Janet browsed and window-shopped her way around the city all afternoon, trying in vain to take her mind off of the strange goings-on that had befallen her. Nothing provided enough of a distraction, and more than once she walked into someone while lost in thought. When evening arrived, Janet went to one of the many restaurants that lined the city streets. Normally, a meal out in the city was a treat that Janet looked forward to, but as she sat there alone, eating her food, she had the strangest sensation. She felt like a prisoner in one of those old black and white films, eating their last meal before being led off to the electric chair.
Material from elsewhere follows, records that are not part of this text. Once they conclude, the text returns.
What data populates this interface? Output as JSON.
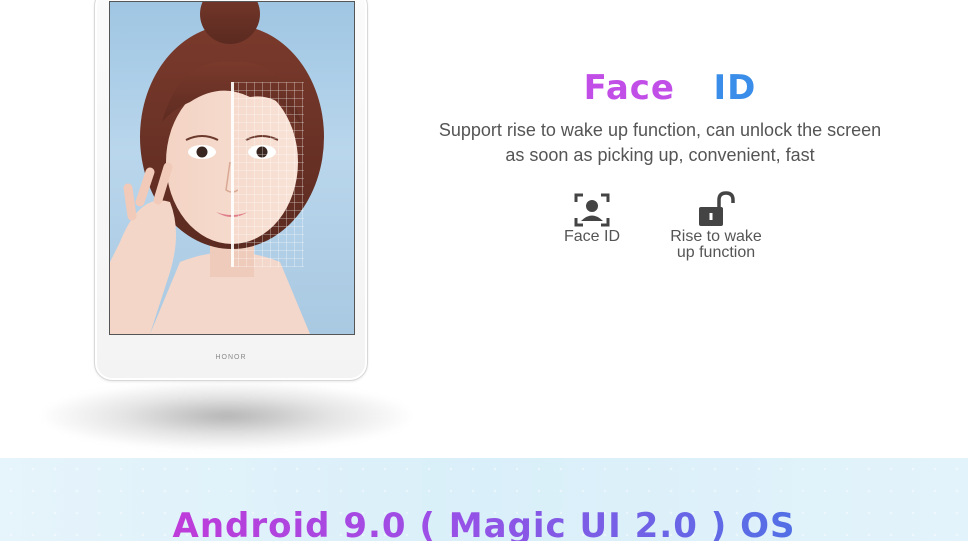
{
  "product": {
    "brand": "HONOR"
  },
  "feature": {
    "title_part1": "Face",
    "title_part2": "ID",
    "description_line1": "Support rise to wake up function, can unlock the screen",
    "description_line2": "as soon as picking up, convenient, fast",
    "items": [
      {
        "icon": "face-scan-icon",
        "label": "Face ID"
      },
      {
        "icon": "unlock-icon",
        "label_line1": "Rise to wake",
        "label_line2": "up function"
      }
    ]
  },
  "banner": {
    "title": "Android 9.0 ( Magic UI 2.0 ) OS"
  },
  "colors": {
    "title_magenta": "#c24ee8",
    "title_blue": "#3a8de8",
    "banner_bg": "#dcf0fa",
    "text_gray": "#555555"
  }
}
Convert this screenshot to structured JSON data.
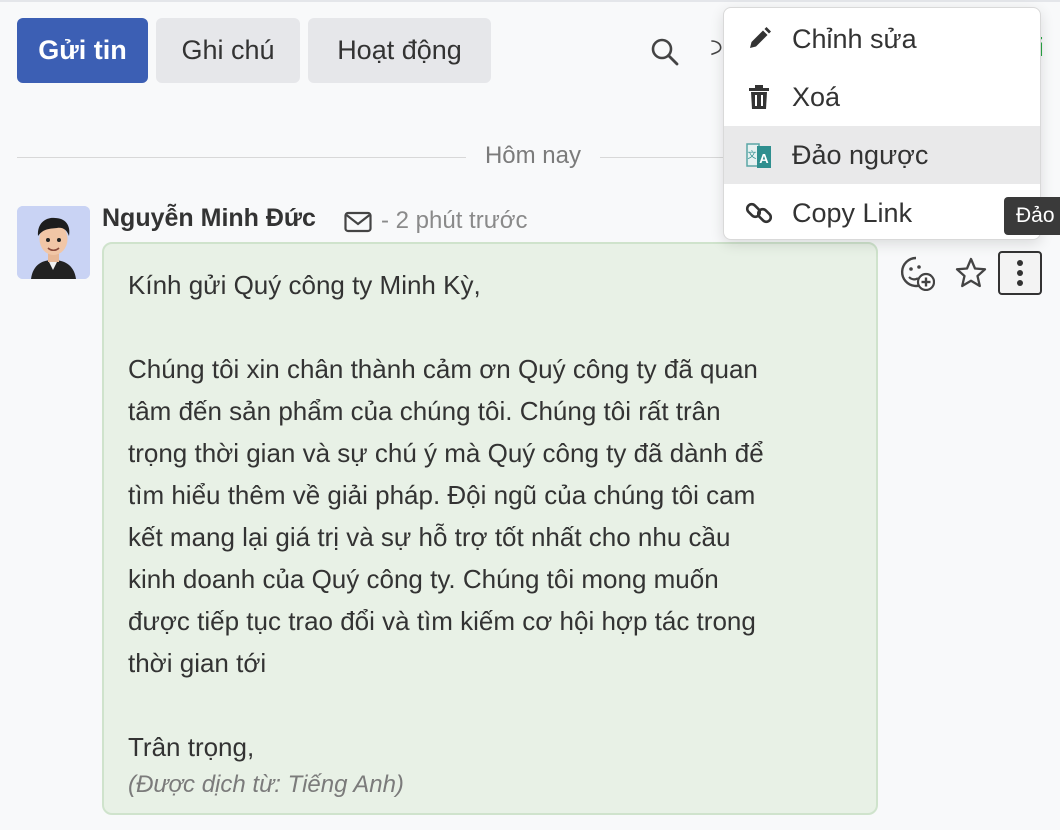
{
  "composer": {
    "send_label": "Gửi tin",
    "note_label": "Ghi chú",
    "activity_label": "Hoạt động",
    "search_icon": "search-icon",
    "peek_text": "i"
  },
  "divider": {
    "label": "Hôm nay"
  },
  "message": {
    "author": "Nguyễn Minh Đức",
    "time": "- 2 phút trước",
    "lines": [
      "Kính gửi Quý công ty Minh Kỳ,",
      "",
      "Chúng tôi xin chân thành cảm ơn Quý công ty đã quan",
      "tâm đến sản phẩm của chúng tôi. Chúng tôi rất trân",
      "trọng thời gian và sự chú ý mà Quý công ty đã dành để",
      "tìm hiểu thêm về giải pháp. Đội ngũ của chúng tôi cam",
      "kết mang lại giá trị và sự hỗ trợ tốt nhất cho nhu cầu",
      "kinh doanh của Quý công ty. Chúng tôi mong muốn",
      "được tiếp tục trao đổi và tìm kiếm cơ hội hợp tác trong",
      "thời gian tới",
      "",
      "Trân trọng,"
    ],
    "translated_note": "(Được dịch từ: Tiếng Anh)",
    "bubble_color": "#e8f1e6"
  },
  "menu": {
    "items": [
      {
        "label": "Chỉnh sửa",
        "icon": "pencil-icon"
      },
      {
        "label": "Xoá",
        "icon": "trash-icon"
      },
      {
        "label": "Đảo ngược",
        "icon": "translate-icon"
      },
      {
        "label": "Copy Link",
        "icon": "link-icon"
      }
    ],
    "hovered_index": 2
  },
  "tooltip": {
    "text": "Đảo"
  },
  "colors": {
    "primary": "#3c5fb4",
    "hover": "#e9e9ea"
  }
}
Janet would have found the comparison funny, had she not the persistent leaden ball of cold dread in the pit of her stomach that made her feel like every convict she had seen in every prison film she’d encountered.
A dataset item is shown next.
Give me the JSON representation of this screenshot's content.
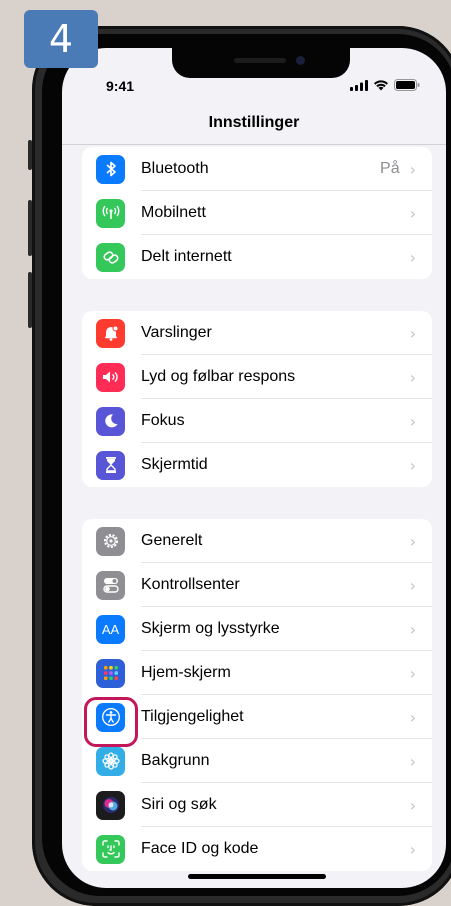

Janet looked at her watch as she pushed her empty plate away; it was still only 8:25pm. After paying for her meal, Janet went and sat at the bar to wile away some more time. She ordered a glass of wine and sat staring morosely into its deep plum depths.
‘Cheer up, love; might never happen.’ A man in a suit was sat next to her at the bar, surveying her with a lopsided grin. Janet forced a small laugh in response but continued to stare into her wine glass. The man in the suit, realising that was all he was going to get from Janet, moved away from the bar to bother someone else.
If you only knew, she thought to herself. If you only knew.
Lost in her thoughts, Janet sat at the bar and waited for the time to tick by. She had decided that she was going to hail a taxi to take her to the train station at 11:00pm. It would take roughly half an hour to get to the station, and that would allow Janet to hopefully arrive before Robert. She still didn’t fully trust him, so she didn’t want to give him the opportunity of getting to the station before her and setting some kind of trap. Janet’s insides squirmed at the thought of this, a feeling she was getting used to now, and she continued to alternate her faraway gaze from the clock hanging on the wall of the bar to her wine glass.
Soon, she thought. Soon it could all be over.
After what felt like an eternity, the bar started to wind down for the night, and Janet saw that it was nearly 11:00pm. She finished off the last of her wine, left the restaurant, and hailed a taxi. She knew the ride wasn’t going to be cheap, but she didn’t care. She assured the taxi driver that she did indeed want to go to the train station at this time of night; she lied and said that she lived right next to it and it would be easier for him to find the station as opposed to her house. Not wanting to pass up a fare, the driver shrugged and took Janet off towards her meeting.
You’d better be there, Janet thought as the taxi wove its way through the late night traffic.
- December 2014